[Material for the task]
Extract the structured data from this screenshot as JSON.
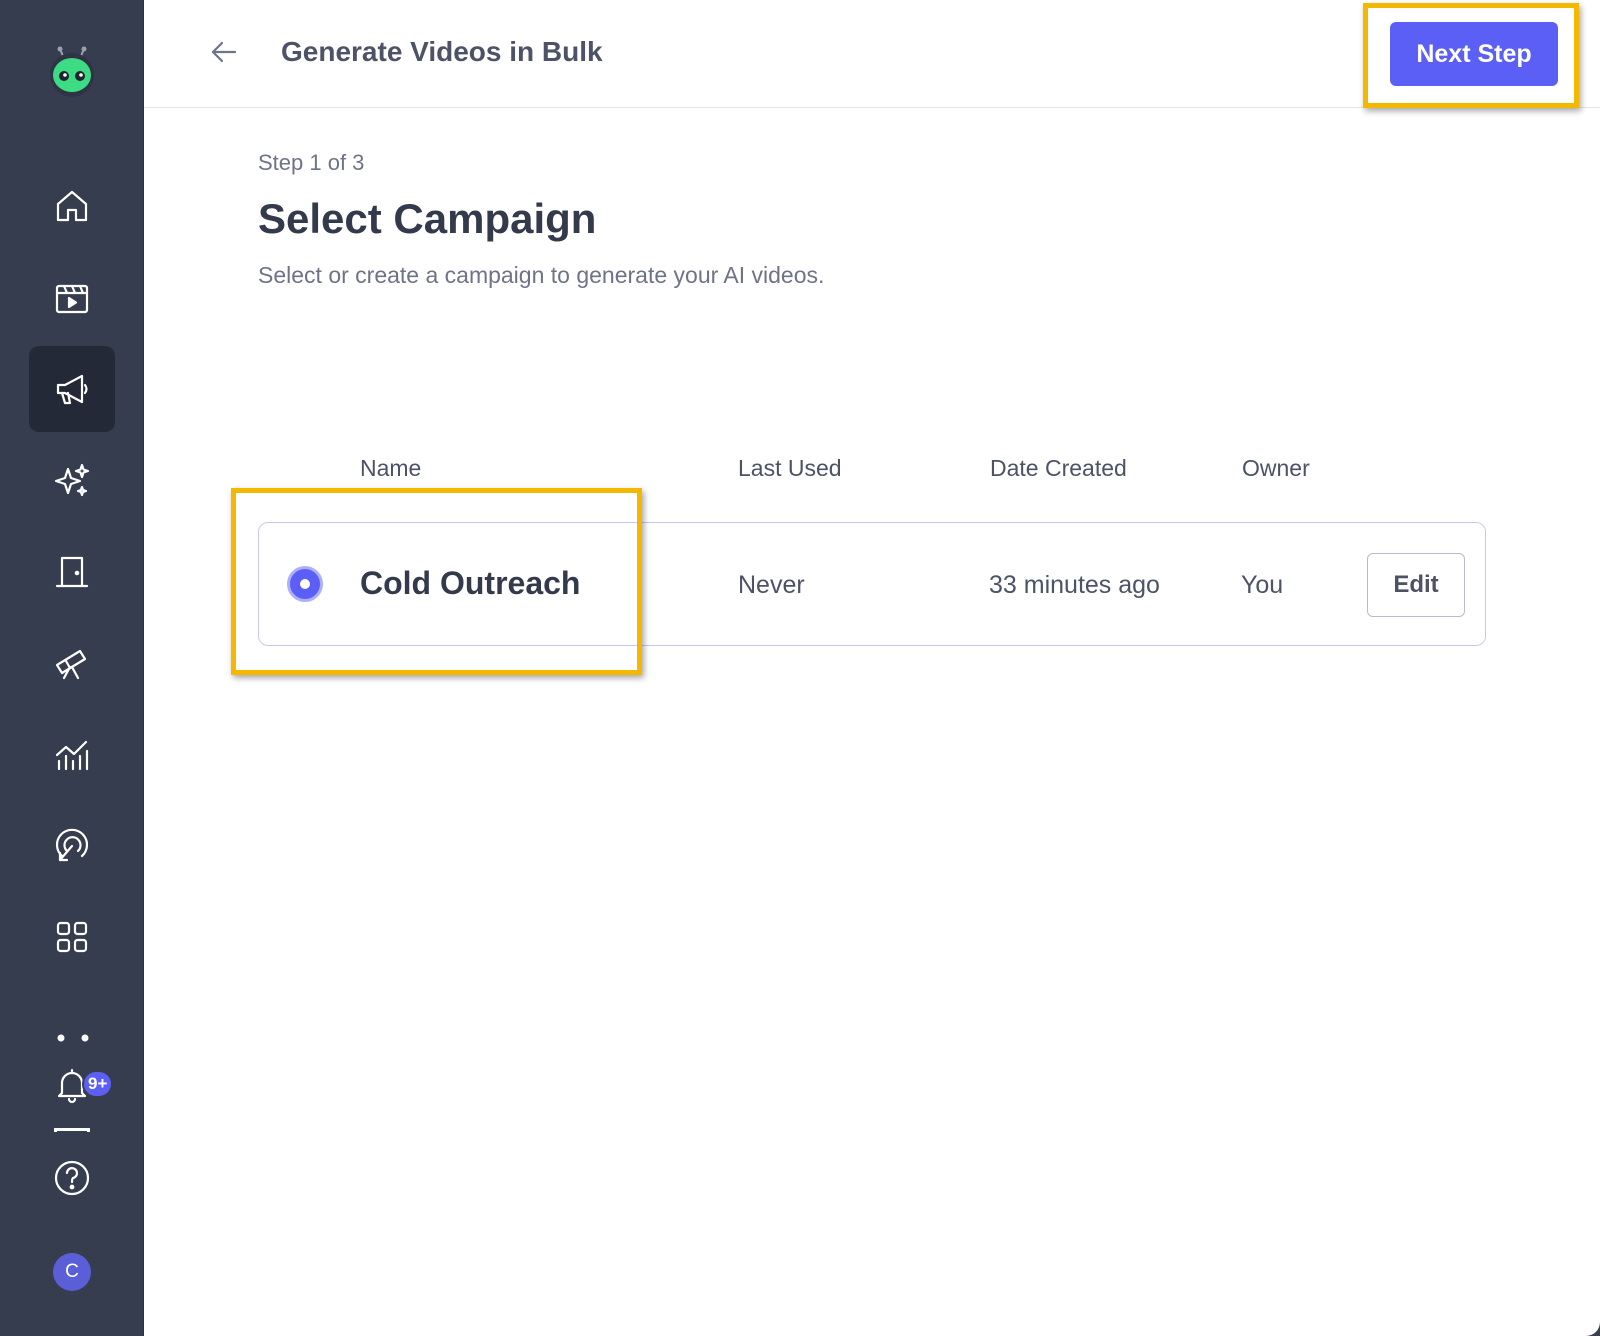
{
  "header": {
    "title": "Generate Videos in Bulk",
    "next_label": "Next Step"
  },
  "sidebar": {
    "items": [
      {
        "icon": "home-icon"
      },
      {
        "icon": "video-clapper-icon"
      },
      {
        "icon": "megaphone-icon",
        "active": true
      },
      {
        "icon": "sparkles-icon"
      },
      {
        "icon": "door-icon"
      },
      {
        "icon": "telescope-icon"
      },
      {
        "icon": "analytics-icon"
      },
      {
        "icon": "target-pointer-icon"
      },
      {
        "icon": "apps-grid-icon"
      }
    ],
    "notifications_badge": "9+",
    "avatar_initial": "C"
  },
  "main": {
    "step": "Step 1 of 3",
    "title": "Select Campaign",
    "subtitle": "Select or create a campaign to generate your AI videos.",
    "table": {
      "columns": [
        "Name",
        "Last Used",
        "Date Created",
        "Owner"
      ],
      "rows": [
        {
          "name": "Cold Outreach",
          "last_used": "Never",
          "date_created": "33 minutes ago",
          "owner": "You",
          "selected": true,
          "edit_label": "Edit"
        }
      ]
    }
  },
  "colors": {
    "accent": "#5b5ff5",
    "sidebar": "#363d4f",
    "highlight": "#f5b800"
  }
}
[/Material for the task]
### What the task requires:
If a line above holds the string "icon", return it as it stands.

### Solution:
        "icon": "home-icon"
        "icon": "video-clapper-icon"
        "icon": "megaphone-icon",
        "icon": "sparkles-icon"
        "icon": "door-icon"
        "icon": "telescope-icon"
        "icon": "analytics-icon"
        "icon": "target-pointer-icon"
        "icon": "apps-grid-icon"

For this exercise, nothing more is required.